- **Task goal**
Each line below that contains "value" should be counted. Give only the total.

- **Stored records**
☆ ☆ ☆ ☆ ☆

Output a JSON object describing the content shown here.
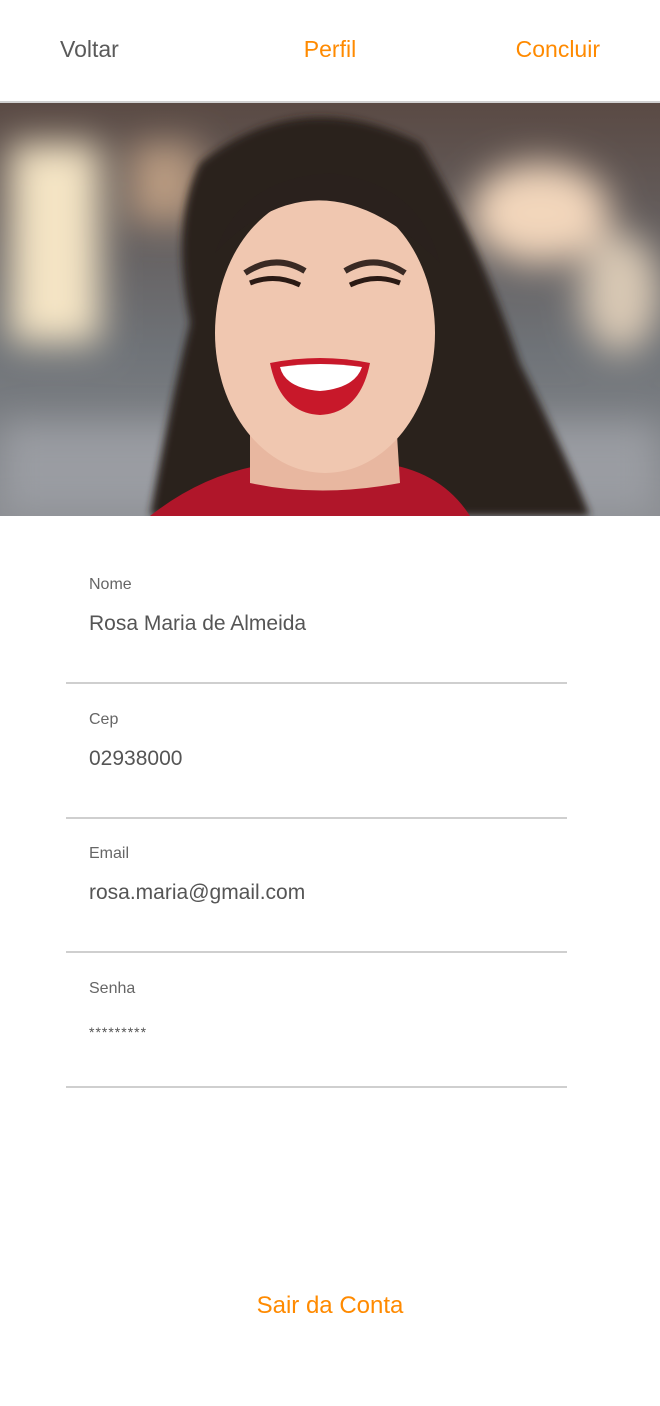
{
  "header": {
    "back_label": "Voltar",
    "title": "Perfil",
    "done_label": "Concluir"
  },
  "colors": {
    "accent": "#ff8a00",
    "text": "#555555"
  },
  "profile_photo": {
    "description_icon": "profile-photo"
  },
  "form": {
    "fields": [
      {
        "label": "Nome",
        "value": "Rosa Maria de Almeida"
      },
      {
        "label": "Cep",
        "value": "02938000"
      },
      {
        "label": "Email",
        "value": "rosa.maria@gmail.com"
      },
      {
        "label": "Senha",
        "value": "*********"
      }
    ]
  },
  "logout_label": "Sair da Conta"
}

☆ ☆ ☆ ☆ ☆

- **Solved problem**
4